This has implications for equity in the long run, and electricity regulators should fix tariffs taking into account the reduction in the levelised cost of electricity (the average break-even price over a project’s lifetime).
Yet, recourse to other funding options, including regulated debt instruments such as green bonds, would be necessary to achieve early, ambitious targets. Without realistic purchase prices, utilities could resort to curtailment of renewable power sources on non-technical considerations, affecting investments.
Tamil Nadu, a solar leader in the country, resorted to curtailments last year, a phenomenon that has perhaps muted industry interest in its recent 500 MW tender.
The funding mix for renewables, therefore, should give climate financing an important role.

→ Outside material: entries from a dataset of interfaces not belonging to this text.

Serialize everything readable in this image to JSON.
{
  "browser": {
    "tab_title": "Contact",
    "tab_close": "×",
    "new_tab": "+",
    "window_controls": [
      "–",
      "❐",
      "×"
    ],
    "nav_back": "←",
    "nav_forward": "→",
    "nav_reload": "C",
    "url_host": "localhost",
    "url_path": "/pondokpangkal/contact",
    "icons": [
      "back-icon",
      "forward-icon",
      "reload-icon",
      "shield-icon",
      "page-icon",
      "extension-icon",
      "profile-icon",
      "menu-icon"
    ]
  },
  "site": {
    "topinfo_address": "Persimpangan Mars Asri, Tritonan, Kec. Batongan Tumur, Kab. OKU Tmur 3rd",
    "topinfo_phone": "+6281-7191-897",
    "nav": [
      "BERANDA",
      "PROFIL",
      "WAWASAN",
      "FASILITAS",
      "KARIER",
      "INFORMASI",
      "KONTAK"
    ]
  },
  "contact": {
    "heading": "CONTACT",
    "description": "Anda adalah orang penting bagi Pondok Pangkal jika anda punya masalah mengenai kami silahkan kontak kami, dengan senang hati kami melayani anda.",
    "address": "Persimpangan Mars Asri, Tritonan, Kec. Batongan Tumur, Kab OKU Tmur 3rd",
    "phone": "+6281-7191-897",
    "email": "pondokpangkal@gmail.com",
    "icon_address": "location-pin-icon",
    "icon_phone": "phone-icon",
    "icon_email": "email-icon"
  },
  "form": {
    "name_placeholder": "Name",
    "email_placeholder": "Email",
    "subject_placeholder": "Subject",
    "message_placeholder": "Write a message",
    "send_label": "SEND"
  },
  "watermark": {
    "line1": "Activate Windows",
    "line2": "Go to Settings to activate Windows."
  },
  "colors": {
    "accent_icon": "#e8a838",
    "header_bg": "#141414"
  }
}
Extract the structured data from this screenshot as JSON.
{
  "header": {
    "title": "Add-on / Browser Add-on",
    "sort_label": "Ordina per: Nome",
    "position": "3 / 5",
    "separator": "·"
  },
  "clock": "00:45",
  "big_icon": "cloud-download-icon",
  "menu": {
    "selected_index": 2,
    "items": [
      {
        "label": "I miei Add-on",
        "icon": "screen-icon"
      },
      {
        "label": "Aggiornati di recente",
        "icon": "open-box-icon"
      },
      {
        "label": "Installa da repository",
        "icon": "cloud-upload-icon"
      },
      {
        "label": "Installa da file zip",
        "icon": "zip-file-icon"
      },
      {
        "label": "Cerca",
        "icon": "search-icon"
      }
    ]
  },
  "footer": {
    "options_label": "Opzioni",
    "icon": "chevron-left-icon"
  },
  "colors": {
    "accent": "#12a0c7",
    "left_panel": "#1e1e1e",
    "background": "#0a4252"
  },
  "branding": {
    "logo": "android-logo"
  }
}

At the Paris UN Climate Change Conference, developed countries pledged to raise $100 billion a year by 2020 for mitigation, and more in later years, a promise that needs to be vigorously pursued.
Conclusion

Besides promoting phase two of the solar parks plan, and powering public facilities such as railway stations and stadia using solar power, the Centre should put in place arrangements that make it easier for every citizen and small business to adopt rooftop solar.

This is crucial to achieving the overall goal of 100 GW from this plentiful source of energy by 2022, and to raise the share of renewables in the total energy mix to 40 per cent in the next decade.